Empress Catherine named her grandson Constantine because she wanted to see him rule Constantinople.


These and various other grievances led to the presentation on the 26th July, 1787, of a memorial from the grand vizier, and reis effendi, to the French minister ; to which an immediate answer was requested. The ambassador asked for time to consult his court, which was granted. But the influence of Great Britain now predominated, and war was declared before any answer was received from Russia. Eighty thousand men were ordered to march to cover Oczakow. A large army advanced to the Danube ; and a squadron of 16 ships of the line, 8 frigates, and several gallies entered the Euxine under the command of the capitan-pacha. The Greeks were disarmed, and the Tartars invited to return to their allegiance to the grand seignior. They complied with the call, and their Shah had soon under his orders an army of 40,000 men.

This news was received with joy at St. Petersburgh.” (p. 400)

Another trait of Moscow policy – to provoke as much as possible and try to play the role of victim of aggression to the end.


Next are the excerpts from John Paul Jones letters: 

I afterwards set out for Paris, where I arrived on the 20th December, 1787.

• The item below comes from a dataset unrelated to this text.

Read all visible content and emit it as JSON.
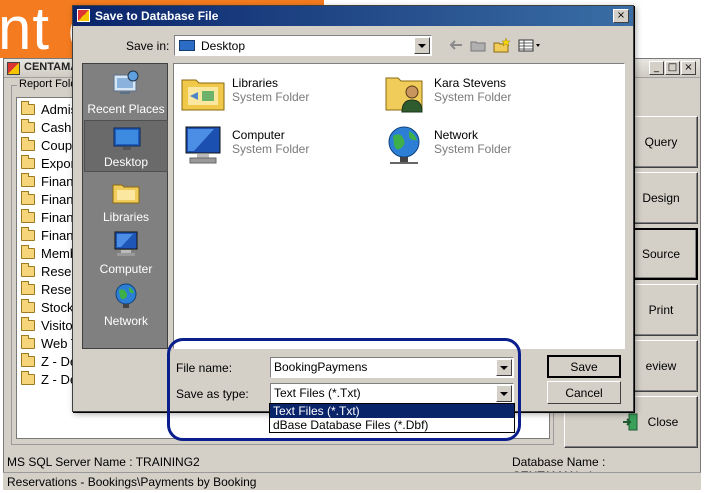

Mr. Jefferson, the ambassador of the United States, visited me on the night of my arrival, and informed me that M. de Simolin, minister plenipotentiary of her imperial majesty of all the Russias, … appeared anxious to succeed in prevailing on me to go to Russia, to command the fleet against the Turks in the Black Sea. I regarded this proposal as a castle in the air; and as I did not wish for any employment in foreign service, I avoided meeting M. de Simolin, for whose character I had, at the same time, the highest respect.” (402)

" Though I foresaw many difficulties* in the way of my entering the service of Russia, I believed that I could not avoid going to St. Petersburgh, to thank the empress for the favourable opinion she had conceived of me.” (403)

" I arrived at St. Petersburgh in the evening on the 23d of April, old style, and on the 25th had my first audience of the empress. Her majesty gave me so flattering a reception, and up to the period of my departure treated me with so much distinction, that I was entirely captivated, and put myself into her hands without making any stipulation for my personal advantage.

" On the 7th May, I set out from the imperial palace of Sarscosello carrying with me a letter from her majesty to his high­ness the Prince Marshal Potemkin at St. Elizabeth, where I arrived on 19th. The prince marshal received me with much kindness, and destined me the command of the fleet of Sevastapol against the capitan pacha, who, he supposed, intended to make descents in the Crimea. His highness was mistaken in this, and the next day he received information that the capitan pacha was at anchor within Kinbourn, having come to succour Oczakow with a hundred and twenty armed vessels and other armed craft. The prince marshal then, requested me to assume command of the naval force stationed in the Liman, (which is at the embouchure of the Dnieper,) to act against the capitan pacha till Oczakow should fall. 1 considered this change as a mark of confidence flattering to myself;” (p. 405)


Memorial to John Paul Jones in Staraya Zburievka, Kherson region, UkraineMemorial to John Paul Jones in Staraya Zburievka, Kherson region, Ukraine

Memorial to John Paul Jones in Staraya Zburievka, Kherson region, Ukraine